Problem to work on ▸
In the records that follow, find each line containing "StatusManager" and copy it.

Records drawn from a dataset:
□ □ □ □ □
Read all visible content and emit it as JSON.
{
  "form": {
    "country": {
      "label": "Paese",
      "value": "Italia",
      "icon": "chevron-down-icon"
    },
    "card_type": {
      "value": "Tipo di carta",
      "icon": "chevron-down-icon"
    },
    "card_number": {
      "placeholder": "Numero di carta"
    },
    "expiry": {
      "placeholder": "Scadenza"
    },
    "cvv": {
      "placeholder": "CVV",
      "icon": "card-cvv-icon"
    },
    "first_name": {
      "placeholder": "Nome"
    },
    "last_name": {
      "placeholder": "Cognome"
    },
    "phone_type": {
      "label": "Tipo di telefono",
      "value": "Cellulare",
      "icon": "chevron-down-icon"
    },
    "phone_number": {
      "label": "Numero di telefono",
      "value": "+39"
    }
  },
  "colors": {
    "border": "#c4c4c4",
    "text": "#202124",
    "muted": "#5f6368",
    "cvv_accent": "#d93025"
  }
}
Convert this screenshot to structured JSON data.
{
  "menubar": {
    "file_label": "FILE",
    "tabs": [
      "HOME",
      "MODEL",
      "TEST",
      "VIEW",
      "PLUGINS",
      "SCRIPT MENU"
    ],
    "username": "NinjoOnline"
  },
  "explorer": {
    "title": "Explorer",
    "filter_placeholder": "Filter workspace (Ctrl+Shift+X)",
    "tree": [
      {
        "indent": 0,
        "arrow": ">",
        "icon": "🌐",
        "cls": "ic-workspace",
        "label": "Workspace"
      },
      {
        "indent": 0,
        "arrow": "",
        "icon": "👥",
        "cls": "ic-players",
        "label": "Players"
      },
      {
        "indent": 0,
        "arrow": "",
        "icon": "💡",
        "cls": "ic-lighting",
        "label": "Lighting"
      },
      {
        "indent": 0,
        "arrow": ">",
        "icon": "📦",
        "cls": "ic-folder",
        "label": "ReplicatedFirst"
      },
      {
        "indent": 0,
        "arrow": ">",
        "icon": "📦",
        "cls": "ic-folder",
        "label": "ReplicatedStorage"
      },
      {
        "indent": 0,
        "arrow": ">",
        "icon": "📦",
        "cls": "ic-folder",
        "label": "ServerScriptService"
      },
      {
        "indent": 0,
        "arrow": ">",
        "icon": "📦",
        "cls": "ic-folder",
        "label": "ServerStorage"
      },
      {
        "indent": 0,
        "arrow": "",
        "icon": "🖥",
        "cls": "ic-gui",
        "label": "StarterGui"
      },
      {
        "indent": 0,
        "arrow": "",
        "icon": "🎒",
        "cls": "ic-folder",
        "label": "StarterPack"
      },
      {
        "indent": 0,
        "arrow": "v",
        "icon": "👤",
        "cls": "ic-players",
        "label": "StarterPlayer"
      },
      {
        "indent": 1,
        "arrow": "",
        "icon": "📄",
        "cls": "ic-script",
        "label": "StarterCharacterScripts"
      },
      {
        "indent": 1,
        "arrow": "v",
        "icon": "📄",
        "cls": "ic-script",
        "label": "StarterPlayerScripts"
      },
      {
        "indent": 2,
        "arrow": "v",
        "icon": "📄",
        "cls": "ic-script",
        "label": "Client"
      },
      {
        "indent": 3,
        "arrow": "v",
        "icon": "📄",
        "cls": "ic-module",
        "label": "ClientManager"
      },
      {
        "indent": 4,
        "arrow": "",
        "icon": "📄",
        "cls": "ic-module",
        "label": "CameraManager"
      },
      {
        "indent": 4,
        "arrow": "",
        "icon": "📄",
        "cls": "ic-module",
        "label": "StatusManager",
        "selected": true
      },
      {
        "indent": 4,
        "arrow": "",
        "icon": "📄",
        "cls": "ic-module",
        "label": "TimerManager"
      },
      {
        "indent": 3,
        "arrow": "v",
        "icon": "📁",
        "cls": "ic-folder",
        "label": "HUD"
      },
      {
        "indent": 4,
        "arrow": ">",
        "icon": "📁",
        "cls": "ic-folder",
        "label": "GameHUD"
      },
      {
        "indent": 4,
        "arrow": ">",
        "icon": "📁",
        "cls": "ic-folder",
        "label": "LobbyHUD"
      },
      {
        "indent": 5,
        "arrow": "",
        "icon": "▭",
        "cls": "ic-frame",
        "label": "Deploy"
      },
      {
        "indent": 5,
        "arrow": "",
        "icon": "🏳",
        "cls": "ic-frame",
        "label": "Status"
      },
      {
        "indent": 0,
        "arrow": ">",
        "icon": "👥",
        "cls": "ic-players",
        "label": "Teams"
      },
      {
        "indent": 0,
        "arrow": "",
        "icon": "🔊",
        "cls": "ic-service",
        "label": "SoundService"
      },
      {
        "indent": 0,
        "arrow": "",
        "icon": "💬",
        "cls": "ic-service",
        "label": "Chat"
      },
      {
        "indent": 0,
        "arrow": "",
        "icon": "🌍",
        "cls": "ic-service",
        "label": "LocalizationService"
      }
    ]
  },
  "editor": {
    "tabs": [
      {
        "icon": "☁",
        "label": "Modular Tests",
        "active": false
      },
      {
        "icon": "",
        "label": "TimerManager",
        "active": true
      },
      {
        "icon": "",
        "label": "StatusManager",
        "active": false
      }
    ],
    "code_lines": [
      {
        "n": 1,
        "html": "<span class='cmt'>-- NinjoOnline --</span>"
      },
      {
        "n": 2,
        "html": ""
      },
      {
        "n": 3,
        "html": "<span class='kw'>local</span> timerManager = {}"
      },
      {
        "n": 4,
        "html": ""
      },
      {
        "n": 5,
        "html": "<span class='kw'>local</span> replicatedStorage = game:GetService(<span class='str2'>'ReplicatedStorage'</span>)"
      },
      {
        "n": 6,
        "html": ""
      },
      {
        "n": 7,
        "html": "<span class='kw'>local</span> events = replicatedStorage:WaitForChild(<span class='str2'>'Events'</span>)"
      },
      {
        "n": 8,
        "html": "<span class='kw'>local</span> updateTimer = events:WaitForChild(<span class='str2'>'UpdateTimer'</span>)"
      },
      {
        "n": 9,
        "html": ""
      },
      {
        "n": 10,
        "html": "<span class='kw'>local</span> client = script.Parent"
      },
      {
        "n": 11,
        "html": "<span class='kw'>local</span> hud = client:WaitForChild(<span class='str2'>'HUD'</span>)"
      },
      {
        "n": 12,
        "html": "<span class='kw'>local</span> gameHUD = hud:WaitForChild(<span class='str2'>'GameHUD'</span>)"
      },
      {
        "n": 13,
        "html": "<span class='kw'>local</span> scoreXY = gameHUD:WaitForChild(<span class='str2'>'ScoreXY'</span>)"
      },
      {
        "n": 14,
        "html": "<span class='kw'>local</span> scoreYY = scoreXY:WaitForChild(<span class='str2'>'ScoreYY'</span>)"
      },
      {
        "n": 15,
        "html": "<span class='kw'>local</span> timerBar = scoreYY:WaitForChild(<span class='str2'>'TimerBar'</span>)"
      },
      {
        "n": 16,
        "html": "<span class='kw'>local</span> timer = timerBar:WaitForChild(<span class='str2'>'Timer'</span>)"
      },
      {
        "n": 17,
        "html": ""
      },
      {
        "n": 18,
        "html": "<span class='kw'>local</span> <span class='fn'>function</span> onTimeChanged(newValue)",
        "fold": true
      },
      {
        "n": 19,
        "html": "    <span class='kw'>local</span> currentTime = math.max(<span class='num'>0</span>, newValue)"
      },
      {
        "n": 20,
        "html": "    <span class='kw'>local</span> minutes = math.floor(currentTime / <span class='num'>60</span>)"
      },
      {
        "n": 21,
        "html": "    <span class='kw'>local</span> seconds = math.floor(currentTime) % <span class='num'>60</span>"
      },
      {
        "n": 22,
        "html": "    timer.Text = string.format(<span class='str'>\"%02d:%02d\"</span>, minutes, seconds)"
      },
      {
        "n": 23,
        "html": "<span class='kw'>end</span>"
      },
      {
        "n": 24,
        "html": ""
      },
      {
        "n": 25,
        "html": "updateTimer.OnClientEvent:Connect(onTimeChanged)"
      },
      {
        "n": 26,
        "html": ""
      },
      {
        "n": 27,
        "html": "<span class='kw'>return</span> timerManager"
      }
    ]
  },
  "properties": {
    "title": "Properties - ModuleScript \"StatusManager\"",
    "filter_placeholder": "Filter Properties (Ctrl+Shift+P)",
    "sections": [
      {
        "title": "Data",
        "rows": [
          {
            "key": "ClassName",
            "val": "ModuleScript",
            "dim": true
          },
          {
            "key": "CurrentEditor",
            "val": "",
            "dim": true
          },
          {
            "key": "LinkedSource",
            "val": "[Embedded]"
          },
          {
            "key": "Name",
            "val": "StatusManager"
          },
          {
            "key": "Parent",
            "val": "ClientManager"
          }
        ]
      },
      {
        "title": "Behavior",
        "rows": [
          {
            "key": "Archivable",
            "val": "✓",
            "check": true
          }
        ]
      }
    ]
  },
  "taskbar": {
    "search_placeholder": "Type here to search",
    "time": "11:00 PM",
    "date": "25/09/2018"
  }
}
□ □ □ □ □
Task output ▸
        "label": "StatusManager",
        "label": "StatusManager",
    "title": "Properties - ModuleScript \"StatusManager\"",
            "val": "StatusManager"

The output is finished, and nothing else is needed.